The ancient ballad is the oldest category of an eternal song. Many brought from the old world to the new, some even centuries old when the immigrants from England, Scotland, and Ireland boarded the ships that would transport them to America.
In 1910 John Lomax published a book called Cowboy Songs and Other Frontier Ballads. It was the first real collection of American folk songs, and introduced us to a group of ballads sung by the real working cowboys of the American Southwest. One of the best-known favorites was Streets Of Laredo, also known as “The Dying Cowboy” or “Tom Sherman’s Barroom.”
Thanks to everyone who participated in last week’s poetry prompt. Here’s a humorous poem from Elizabeth we enjoyed:
The Parable of The Last Slice of Pie
The eighth slice sat alone on a metallic tin
Looking lost, like Eve’s apple, rather toxic
Fingers folded shut, no one wanted to be caught again
Sinking their teeth into such sugary delight would prove catastrophic.
For no one dares take the LAST slice
Not the hostess, guests, no one would eat the eighth
They’d been taught it wasn’t nice
Even if it was taken in good faith
In an effort to flatter the baker
Even if you happen to be the mayor
Cutting your pies in sixes or seven’s is nice
Anything but into eight
This solves the mystery of the final slice
Such mixed messages we seem to get
We’ve all been told to clean our plates

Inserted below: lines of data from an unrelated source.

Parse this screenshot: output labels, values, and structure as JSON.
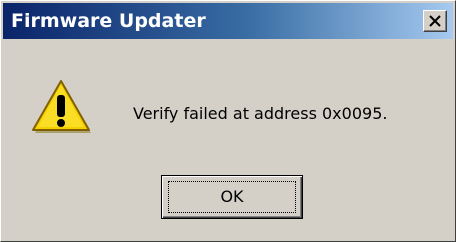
{
  "window": {
    "title": "Firmware Updater",
    "close_icon": "close-icon"
  },
  "dialog": {
    "icon": "warning-icon",
    "message": "Verify failed at address 0x0095.",
    "ok_label": "OK"
  },
  "colors": {
    "titlebar_start": "#0a246a",
    "titlebar_end": "#a6caf0",
    "face": "#d4d0c8",
    "warning_yellow": "#f5d000"
  }
}
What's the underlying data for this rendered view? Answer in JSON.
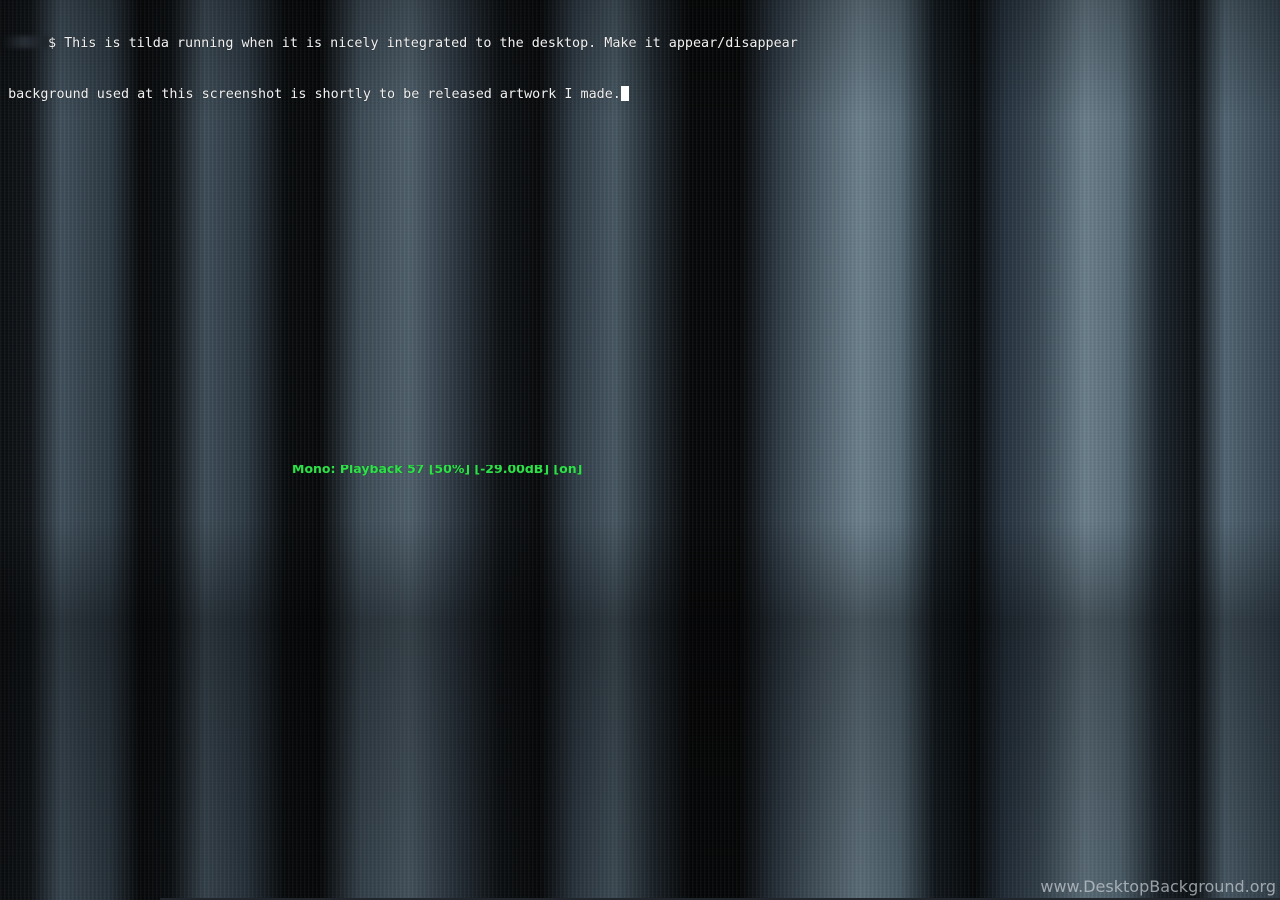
{
  "terminal": {
    "line_1_text": "$ This is tilda running when it is nicely integrated to the desktop. Make it appear/disappear",
    "line_2_text": "e background used at this screenshot is shortly to be released artwork I made."
  },
  "mixer_status": {
    "text": "Mono: Playback 57 [50%] [-29.00dB] [on]",
    "color": "#2fe04a"
  },
  "watermark": {
    "text": "www.DesktopBackground.org"
  },
  "icons": {
    "cursor": "block-cursor-icon"
  }
}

The moral seems to be murky at best here
Leave it and it may be eaten by one of these my dear:
Your waiter, a neighbor or a cruel dictator

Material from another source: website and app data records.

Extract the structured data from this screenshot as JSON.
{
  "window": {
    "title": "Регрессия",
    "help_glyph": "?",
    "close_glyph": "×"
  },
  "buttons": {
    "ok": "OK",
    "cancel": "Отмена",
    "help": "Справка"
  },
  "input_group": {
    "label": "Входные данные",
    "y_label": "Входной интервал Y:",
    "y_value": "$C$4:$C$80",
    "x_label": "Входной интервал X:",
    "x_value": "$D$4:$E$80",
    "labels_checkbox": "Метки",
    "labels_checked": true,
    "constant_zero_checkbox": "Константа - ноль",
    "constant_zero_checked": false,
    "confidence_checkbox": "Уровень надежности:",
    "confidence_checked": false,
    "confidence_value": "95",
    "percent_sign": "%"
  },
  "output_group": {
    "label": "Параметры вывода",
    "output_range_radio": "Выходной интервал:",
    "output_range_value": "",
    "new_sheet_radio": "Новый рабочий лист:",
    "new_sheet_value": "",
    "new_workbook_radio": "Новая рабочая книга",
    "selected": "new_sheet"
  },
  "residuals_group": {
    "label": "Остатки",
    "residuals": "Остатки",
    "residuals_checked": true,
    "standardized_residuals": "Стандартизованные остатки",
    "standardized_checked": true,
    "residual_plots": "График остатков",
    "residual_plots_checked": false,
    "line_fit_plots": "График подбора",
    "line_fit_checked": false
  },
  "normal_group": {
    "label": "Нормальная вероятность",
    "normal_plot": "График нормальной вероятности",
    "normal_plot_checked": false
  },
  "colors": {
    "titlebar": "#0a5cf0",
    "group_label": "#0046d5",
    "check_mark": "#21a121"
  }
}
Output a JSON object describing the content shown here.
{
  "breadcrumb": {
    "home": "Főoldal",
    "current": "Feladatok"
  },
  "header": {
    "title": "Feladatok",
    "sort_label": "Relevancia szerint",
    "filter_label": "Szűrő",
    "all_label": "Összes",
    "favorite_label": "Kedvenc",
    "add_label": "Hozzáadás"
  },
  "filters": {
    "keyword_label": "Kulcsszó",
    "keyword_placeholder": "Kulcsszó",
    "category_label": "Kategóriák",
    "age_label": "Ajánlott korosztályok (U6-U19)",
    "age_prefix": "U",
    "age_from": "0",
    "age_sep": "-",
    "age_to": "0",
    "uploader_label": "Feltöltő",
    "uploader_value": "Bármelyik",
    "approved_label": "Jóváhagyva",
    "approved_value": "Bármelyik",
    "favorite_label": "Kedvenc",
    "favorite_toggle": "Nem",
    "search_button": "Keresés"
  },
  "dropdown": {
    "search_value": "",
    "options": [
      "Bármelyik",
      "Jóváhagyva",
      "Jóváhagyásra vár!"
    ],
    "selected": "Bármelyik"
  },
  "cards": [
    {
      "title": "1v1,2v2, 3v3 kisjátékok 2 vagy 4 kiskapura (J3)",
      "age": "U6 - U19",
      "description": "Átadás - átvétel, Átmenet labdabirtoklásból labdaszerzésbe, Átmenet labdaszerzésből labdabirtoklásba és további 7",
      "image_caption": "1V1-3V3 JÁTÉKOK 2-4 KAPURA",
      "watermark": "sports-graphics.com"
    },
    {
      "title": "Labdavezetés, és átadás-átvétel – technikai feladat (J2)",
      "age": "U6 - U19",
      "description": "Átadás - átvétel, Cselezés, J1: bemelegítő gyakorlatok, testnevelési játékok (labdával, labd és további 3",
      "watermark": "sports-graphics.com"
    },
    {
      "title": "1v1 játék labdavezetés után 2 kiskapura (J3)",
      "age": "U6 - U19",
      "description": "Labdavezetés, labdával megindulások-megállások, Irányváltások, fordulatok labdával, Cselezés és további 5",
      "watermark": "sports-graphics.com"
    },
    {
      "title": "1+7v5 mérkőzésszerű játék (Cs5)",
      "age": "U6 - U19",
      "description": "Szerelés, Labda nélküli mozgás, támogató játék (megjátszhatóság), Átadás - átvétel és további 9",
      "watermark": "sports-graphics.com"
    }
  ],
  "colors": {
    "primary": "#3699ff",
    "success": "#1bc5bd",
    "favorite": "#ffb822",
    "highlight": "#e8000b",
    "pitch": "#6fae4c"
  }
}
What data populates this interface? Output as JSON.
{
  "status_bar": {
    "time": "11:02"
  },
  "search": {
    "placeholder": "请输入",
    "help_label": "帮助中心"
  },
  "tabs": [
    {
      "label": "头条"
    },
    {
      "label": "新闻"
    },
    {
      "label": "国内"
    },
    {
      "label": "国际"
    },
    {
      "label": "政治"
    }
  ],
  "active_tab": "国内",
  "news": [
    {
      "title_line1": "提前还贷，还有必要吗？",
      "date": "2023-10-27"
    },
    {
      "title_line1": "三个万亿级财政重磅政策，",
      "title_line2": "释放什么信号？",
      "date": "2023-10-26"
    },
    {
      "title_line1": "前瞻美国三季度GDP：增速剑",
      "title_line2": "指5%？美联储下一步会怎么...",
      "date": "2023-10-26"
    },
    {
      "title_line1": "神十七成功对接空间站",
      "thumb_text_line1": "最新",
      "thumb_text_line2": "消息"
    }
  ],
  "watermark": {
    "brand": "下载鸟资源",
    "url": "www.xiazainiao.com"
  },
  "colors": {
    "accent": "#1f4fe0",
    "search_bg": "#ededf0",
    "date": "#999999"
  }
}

From Jamaica or somewhere near the equator
A sailor, a player, or a day laborer
Who may save it for their seder
To eat on an ocean freighter
A tailor who’ll savor it in an amphitheater
Or perhaps a slippery fingered quaker
Or just forego all this crazy talk
And switch to vanilla ice cream
With hot chocolate sauce
POETRY PROMPT: Write your own All-American Ballad.
Sometimes we feature your poems in Every Day Poems, with your permission of course. Thanks for writing with us!